There are many variations on the premise of “Duck Butter,” in which Naima (Alia Shawkat) and Sergio (Laia Costa) commit to spending 24 romantic hours talking about life. Richard Linklater made a whole trilogy of them. Nevertheless, this amiable and ambling dramedy directed by Miguel Arteta and co-written by Shawkat in her screenwriting debut has its own unique sensibility, and while it falls short of coalescing into much of a bigger picture, manages to fulfill the expectations of its well-worn trope without screwing it up.

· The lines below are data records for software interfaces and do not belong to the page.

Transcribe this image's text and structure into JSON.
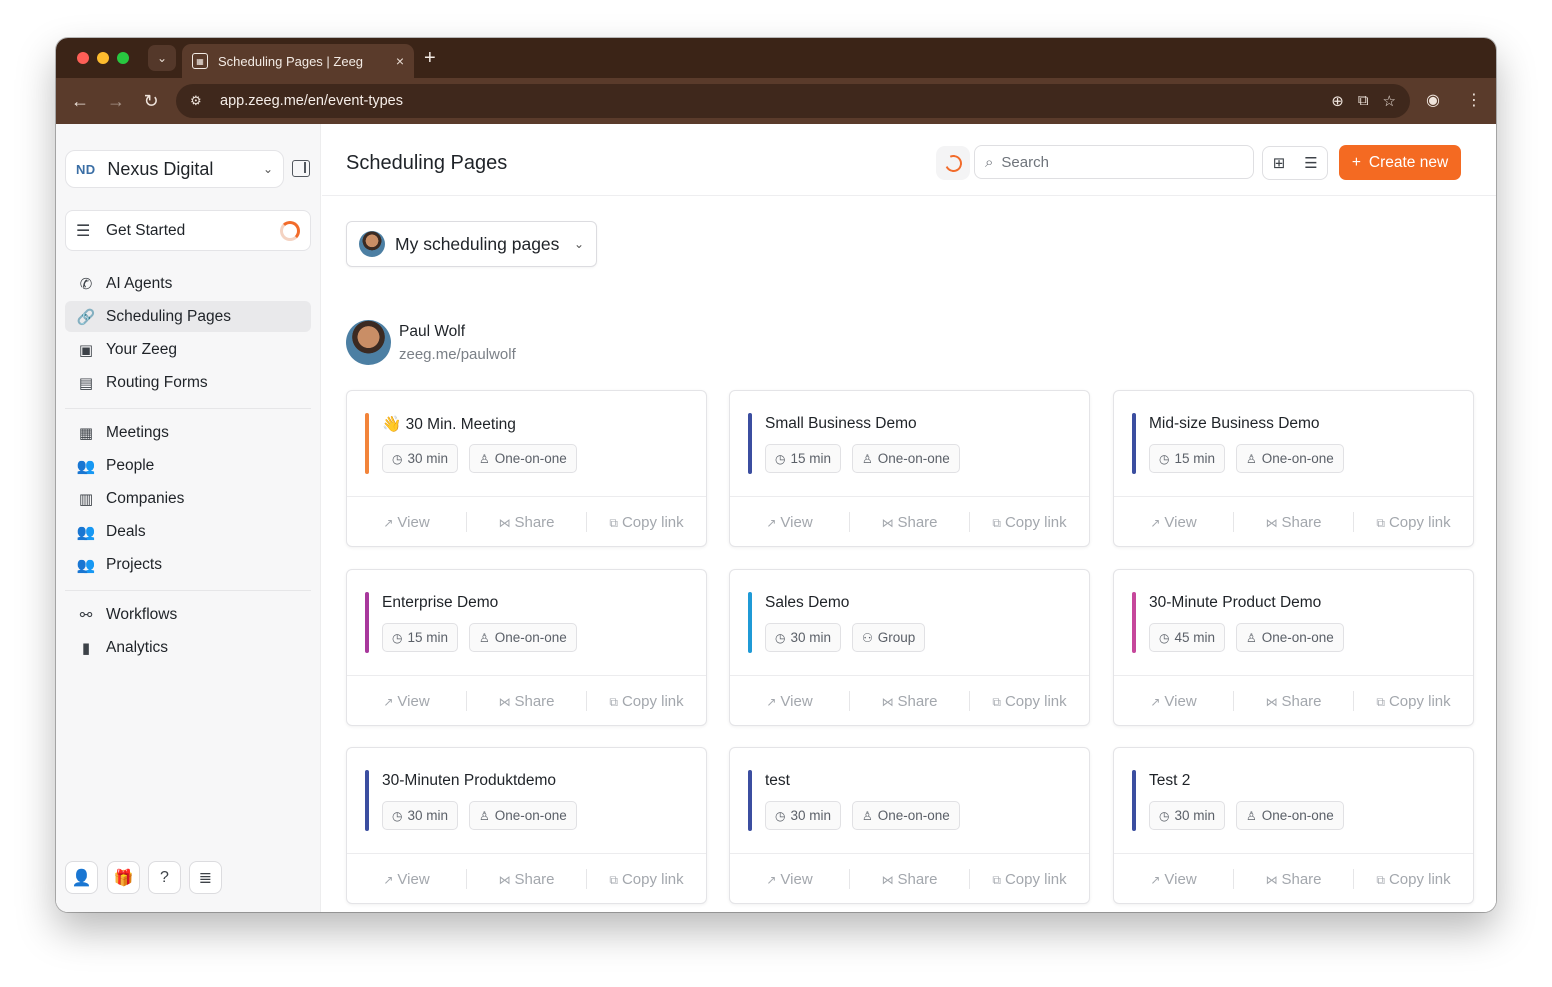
{
  "browser": {
    "tab_title": "Scheduling Pages | Zeeg",
    "url": "app.zeeg.me/en/event-types",
    "tab_close": "×",
    "new_tab": "+"
  },
  "sidebar": {
    "workspace_initials": "ND",
    "workspace_name": "Nexus Digital",
    "get_started": "Get Started",
    "nav_group_1": [
      {
        "label": "AI Agents",
        "icon": "phone-sparkle-icon"
      },
      {
        "label": "Scheduling Pages",
        "icon": "link-icon",
        "active": true
      },
      {
        "label": "Your Zeeg",
        "icon": "profile-card-icon"
      },
      {
        "label": "Routing Forms",
        "icon": "document-icon"
      }
    ],
    "nav_group_2": [
      {
        "label": "Meetings",
        "icon": "calendar-icon"
      },
      {
        "label": "People",
        "icon": "people-icon"
      },
      {
        "label": "Companies",
        "icon": "building-icon"
      },
      {
        "label": "Deals",
        "icon": "people-icon"
      },
      {
        "label": "Projects",
        "icon": "people-icon"
      }
    ],
    "nav_group_3": [
      {
        "label": "Workflows",
        "icon": "workflow-icon"
      },
      {
        "label": "Analytics",
        "icon": "bar-chart-icon"
      }
    ]
  },
  "header": {
    "title": "Scheduling Pages",
    "search_placeholder": "Search",
    "create_label": "Create new"
  },
  "filter": {
    "label": "My scheduling pages"
  },
  "owner": {
    "name": "Paul Wolf",
    "link": "zeeg.me/paulwolf"
  },
  "actions": {
    "view": "View",
    "share": "Share",
    "copy": "Copy link"
  },
  "cards": [
    {
      "title": "👋 30 Min. Meeting",
      "duration": "30 min",
      "type": "One-on-one",
      "accent": "#f2843a"
    },
    {
      "title": "Small Business Demo",
      "duration": "15 min",
      "type": "One-on-one",
      "accent": "#3b4ea0"
    },
    {
      "title": "Mid-size Business Demo",
      "duration": "15 min",
      "type": "One-on-one",
      "accent": "#3b4ea0"
    },
    {
      "title": "Enterprise Demo",
      "duration": "15 min",
      "type": "One-on-one",
      "accent": "#a8389c"
    },
    {
      "title": "Sales Demo",
      "duration": "30 min",
      "type": "Group",
      "accent": "#1f9ad6"
    },
    {
      "title": "30-Minute Product Demo",
      "duration": "45 min",
      "type": "One-on-one",
      "accent": "#c6479b"
    },
    {
      "title": "30-Minuten Produktdemo",
      "duration": "30 min",
      "type": "One-on-one",
      "accent": "#3b4ea0"
    },
    {
      "title": "test",
      "duration": "30 min",
      "type": "One-on-one",
      "accent": "#3b4ea0"
    },
    {
      "title": "Test 2",
      "duration": "30 min",
      "type": "One-on-one",
      "accent": "#3b4ea0"
    }
  ],
  "colors": {
    "brand_orange": "#f46a22",
    "browser_chrome": "#5a3b2b"
  }
}
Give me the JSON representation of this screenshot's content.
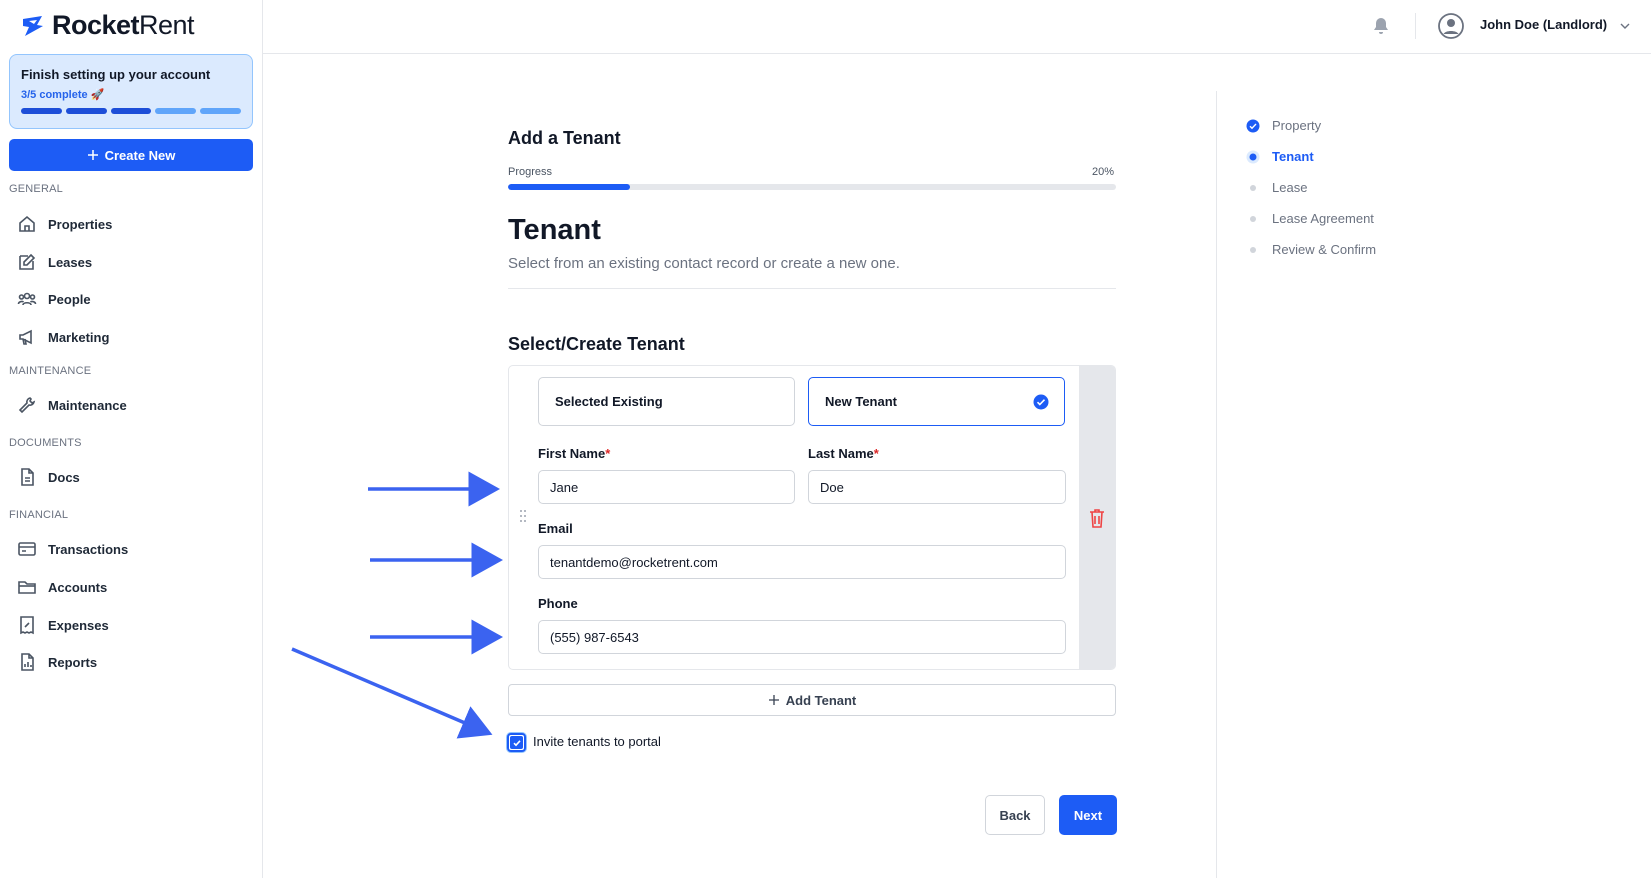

Initially, the movie threatens to become too meta for its own good. As “Duck Butter” begins, struggling actress Naima is driving to the L.A. set of a Duplass brothers movie, while listening to a podcast featuring the sibling filmmakers talking about their work. It’s a peculiar setup, not only because the very concept of a hardcore Duplass brothers fan (a Duplass-stan?) seems like the setup for an indie film punchline; the ensuing goofy on-set hijinks hint at a very different movie than the one following them. It’s almost as if Shawkat wanted to make a Duplassian comedy, but discovered a more soulful narrative in the process. But, hey, that’s life, and “Duck Butter” shows enough sensitivity for its character’s odd journey to carry it through the uneven start.
Naima’s convictions about her talents quickly fizzle on set, where she makes an ill-conceived attempt to advise the brothers (Mark and Jay Duplass, hilarious as always) about the rest of the cast (Kumail Nanjiani and Lindsay Burge, who could totally pop up in a Duplass brothers joint at any moment).
At a club that night, Naima encounters Sergio, an ebullient Latin-American woman who’s a terrible singer but a magnetic stage presence, and their chemistry takes instant shape. Costa, a Spanish actress best known for the brilliant German heist thriller “Victoria,” stands out on the screen as a petite ball of energy ideally suited to play opposite Shawkat’s introverted Naima.
When Naima follows Sergio home, the carefree musician presents her with a strange proposal: Spend a full day in each other’s company, keep no secrets, and screw the outside world. At first, Naima’s too committed to her acting ambitions, but a sudden development leaves her jobless, and soon she’s writhing with Sergio in bed and rambling about the meaning of life. Lazy sex, playful moments at the piano, and ample existential chatter ensues.
Arteta has been exploring the gentle comedic rhythms of bored Angelenos since his breakout “Star Maps” more than 20 years ago, and the movie works best when it simply observes its characters’ pillow talk. (There are a handful of textured moments, where small gestures and glances say more than minutes of banter, worthy of Claude Chabrol.)
That’s not quite enough to compensate for a meandering third act, when of course all the tension between the women comes to the foreground in a screaming match. It doesn’t help that, while Shawkat gives Naima a credible blend of anxiousness and melancholy, the combustible Sergio seems like a half-formed character whose odd circumstances — a nice home and confidence in her artistic abilities — don’t quite gel with the reality of her circumstances. She’s a walking paradox: an angel designed to free Naima from her insecurities, and on some level, a contributor to them. “Duck Butter” never resolves that dichotomy, and her behavior extends to the movie’s tone, which oscillates from goofy toilet humor to tender exchanges without finding the happy medium to justify its big swings.
Nevertheless, “Duck Butter” remains a likable high-concept experiment, and it evades the trappings of its twee premise by resisting the romanticism Naima seeks. She’s destined to screw things up for herself, just like everyone else, and it’s refreshing to see a lesbian romance riff on this well-worn material without trying to make Naima’s sexual proclivities into a story point.
As a whole, it’s a gentle character study we’ve seen before, but Shawkat — whose work on “Search Party” and “Arrested Development” show her remarkable range — has enough grasp of these narrative tropes to wield them with confidence. The movie amounts to a tame, forgettable doodle, as if designed to imitate the scruffy Duplass movies that Naima worships; for Shawkat, however, it’s a promising step in a new direction that suggests a far more confident artist than the one she plays onscreen.
“Duck Butter” premiered at the 2018 Tribeca Film Festival. The Orchard will release it later this year.